- [PROBLEM TO SOLVE]: In the listing below, identify each line with the word "values" and return those lines.

*** MATERIALS PROVIDED Section Begins ***

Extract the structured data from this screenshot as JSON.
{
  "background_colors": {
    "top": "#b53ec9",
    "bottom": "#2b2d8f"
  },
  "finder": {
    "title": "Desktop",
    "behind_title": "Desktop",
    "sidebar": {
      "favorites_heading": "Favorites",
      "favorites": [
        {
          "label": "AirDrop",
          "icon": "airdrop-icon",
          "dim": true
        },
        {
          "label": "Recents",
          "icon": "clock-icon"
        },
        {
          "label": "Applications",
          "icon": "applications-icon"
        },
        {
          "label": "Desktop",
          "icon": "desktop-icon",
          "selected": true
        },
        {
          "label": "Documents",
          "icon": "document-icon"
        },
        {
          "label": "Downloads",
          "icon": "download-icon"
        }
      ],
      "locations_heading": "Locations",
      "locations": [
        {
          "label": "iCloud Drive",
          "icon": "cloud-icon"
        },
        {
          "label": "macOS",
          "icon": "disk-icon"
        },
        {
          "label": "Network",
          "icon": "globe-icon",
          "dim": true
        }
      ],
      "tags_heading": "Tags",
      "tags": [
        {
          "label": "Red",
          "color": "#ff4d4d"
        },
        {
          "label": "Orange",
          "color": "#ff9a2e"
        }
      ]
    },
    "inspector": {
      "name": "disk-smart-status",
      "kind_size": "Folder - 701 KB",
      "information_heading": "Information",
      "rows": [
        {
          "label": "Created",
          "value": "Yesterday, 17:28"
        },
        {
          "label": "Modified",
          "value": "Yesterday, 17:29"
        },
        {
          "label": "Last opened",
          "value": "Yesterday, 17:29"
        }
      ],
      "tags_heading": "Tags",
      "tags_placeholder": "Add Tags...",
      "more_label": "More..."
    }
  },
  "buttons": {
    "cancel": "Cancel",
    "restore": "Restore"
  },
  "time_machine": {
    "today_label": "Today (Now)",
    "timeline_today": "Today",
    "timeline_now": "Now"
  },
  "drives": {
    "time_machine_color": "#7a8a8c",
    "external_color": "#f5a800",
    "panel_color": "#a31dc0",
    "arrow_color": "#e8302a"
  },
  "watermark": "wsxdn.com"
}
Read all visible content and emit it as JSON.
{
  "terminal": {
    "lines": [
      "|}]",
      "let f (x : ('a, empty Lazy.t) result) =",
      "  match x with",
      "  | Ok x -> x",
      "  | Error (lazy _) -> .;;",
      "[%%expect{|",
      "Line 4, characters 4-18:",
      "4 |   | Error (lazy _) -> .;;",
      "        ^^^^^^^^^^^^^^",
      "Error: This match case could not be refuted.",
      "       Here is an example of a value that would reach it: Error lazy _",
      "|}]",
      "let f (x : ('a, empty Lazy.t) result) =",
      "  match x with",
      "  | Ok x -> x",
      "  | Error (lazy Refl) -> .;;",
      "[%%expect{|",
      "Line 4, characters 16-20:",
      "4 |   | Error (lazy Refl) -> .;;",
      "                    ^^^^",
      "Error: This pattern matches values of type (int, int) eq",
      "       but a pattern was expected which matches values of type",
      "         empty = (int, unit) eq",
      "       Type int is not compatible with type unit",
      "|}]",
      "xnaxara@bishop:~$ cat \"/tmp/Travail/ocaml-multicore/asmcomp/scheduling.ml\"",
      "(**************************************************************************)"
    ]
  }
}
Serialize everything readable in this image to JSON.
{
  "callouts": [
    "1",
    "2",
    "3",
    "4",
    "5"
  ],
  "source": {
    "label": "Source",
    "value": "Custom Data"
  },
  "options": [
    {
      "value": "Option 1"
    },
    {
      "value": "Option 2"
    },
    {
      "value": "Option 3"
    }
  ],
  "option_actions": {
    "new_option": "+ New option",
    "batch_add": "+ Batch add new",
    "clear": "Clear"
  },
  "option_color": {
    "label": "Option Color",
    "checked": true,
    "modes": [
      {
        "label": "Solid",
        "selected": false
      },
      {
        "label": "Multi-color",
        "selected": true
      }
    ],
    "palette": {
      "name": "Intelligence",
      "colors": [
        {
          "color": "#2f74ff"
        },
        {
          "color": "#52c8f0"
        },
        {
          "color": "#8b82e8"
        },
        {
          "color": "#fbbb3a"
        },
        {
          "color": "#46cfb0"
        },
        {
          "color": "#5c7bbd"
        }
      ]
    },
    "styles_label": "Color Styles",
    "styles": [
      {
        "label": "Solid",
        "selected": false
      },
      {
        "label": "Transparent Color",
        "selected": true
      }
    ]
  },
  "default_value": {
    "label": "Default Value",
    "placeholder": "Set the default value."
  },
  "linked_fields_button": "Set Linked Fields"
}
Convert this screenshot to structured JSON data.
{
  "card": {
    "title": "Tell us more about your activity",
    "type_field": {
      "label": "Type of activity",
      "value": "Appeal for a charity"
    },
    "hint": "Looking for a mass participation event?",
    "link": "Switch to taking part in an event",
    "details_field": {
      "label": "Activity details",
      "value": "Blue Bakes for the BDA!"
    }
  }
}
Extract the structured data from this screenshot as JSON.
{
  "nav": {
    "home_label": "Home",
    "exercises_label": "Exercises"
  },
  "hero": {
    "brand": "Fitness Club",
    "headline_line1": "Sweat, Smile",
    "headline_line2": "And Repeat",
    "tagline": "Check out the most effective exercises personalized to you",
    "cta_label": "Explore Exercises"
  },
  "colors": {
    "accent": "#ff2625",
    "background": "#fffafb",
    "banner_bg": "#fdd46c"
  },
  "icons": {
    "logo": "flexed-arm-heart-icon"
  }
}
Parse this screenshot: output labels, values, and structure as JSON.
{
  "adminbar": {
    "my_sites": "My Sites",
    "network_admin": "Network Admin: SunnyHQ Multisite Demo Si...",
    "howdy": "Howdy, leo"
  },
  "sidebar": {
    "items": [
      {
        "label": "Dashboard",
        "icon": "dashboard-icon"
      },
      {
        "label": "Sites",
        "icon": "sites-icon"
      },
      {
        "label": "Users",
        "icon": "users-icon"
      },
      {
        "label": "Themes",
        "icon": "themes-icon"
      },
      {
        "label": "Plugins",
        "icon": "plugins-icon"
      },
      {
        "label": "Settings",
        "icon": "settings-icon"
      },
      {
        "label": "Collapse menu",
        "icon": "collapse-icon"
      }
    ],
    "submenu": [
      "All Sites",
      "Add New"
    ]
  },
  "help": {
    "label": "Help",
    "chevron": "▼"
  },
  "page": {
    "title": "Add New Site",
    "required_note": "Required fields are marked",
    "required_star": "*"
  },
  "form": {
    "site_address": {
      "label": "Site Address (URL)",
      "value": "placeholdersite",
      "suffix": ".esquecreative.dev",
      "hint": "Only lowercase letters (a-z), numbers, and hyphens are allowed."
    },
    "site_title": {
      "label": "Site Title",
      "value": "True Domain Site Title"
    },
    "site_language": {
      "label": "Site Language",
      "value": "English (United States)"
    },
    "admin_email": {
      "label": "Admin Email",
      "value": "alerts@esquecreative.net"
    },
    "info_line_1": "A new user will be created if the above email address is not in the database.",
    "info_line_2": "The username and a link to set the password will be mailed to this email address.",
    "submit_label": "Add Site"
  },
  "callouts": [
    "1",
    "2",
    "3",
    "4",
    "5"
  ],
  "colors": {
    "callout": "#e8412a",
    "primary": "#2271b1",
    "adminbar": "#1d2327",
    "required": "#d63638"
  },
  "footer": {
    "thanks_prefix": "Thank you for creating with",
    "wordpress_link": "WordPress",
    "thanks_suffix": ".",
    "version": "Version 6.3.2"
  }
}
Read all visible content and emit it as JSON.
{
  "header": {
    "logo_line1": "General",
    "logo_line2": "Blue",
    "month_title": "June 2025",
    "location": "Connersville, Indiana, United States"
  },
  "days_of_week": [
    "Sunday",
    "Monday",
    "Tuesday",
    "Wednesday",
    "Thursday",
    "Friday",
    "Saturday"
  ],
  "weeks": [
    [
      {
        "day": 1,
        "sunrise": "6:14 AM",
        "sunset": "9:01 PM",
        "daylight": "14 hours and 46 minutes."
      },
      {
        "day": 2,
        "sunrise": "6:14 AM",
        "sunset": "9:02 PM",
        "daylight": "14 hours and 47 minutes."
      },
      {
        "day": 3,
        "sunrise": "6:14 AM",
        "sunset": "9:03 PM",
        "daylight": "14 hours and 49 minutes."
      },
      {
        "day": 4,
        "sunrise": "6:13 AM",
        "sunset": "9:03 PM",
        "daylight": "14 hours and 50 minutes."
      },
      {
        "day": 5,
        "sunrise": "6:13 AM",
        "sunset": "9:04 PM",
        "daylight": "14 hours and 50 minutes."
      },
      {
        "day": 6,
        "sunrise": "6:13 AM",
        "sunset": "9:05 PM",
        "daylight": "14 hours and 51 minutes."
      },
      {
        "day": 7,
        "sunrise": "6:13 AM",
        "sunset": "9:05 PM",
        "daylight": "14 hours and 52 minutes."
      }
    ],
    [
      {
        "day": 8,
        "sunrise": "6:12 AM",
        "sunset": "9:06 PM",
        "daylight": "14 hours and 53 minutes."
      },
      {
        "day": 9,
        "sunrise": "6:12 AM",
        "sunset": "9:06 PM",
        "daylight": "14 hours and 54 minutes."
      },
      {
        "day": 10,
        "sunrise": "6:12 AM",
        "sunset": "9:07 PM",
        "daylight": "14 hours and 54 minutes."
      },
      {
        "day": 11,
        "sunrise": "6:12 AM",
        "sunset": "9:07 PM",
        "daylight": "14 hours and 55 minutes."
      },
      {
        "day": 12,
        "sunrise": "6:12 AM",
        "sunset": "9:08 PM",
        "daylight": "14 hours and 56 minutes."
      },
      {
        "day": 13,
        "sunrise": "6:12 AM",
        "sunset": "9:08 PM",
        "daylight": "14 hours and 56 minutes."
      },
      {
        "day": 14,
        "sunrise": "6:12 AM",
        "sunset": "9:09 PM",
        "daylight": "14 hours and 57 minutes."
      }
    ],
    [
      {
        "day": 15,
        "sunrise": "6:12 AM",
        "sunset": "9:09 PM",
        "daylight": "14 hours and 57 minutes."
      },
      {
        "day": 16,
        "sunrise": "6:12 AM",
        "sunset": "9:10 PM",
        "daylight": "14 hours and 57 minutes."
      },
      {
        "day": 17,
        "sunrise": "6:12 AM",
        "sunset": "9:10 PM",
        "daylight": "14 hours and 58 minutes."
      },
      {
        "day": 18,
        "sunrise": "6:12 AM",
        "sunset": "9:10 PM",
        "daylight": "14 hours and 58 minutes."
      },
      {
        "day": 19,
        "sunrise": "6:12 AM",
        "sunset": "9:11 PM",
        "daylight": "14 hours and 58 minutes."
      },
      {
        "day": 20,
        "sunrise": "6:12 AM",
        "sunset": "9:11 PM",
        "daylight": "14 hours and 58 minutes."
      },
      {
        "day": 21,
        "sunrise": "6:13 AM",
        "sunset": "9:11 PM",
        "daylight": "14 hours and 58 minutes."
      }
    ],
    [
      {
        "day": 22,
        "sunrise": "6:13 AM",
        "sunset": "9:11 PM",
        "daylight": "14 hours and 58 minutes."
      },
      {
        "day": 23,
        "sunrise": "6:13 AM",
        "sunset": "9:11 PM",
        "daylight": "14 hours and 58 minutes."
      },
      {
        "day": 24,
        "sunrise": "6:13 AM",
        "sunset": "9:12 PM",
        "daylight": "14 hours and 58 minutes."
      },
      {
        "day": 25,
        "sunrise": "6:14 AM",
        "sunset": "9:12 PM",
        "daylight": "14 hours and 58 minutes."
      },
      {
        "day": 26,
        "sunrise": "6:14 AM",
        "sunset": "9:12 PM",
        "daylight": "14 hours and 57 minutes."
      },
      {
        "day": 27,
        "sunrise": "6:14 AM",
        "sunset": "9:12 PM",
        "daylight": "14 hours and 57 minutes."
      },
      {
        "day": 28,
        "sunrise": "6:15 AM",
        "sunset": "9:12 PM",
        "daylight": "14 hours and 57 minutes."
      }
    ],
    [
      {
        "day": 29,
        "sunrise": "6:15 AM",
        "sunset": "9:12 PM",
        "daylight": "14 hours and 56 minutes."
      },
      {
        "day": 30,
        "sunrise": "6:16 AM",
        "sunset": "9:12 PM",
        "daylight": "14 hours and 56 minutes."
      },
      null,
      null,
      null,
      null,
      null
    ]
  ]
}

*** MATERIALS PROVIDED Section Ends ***

- [TASK ANSWER]:
      "Error: This pattern matches values of type (int, int) eq",
      "       but a pattern was expected which matches values of type",
Parse this screenshot: output labels, values, and structure as JSON.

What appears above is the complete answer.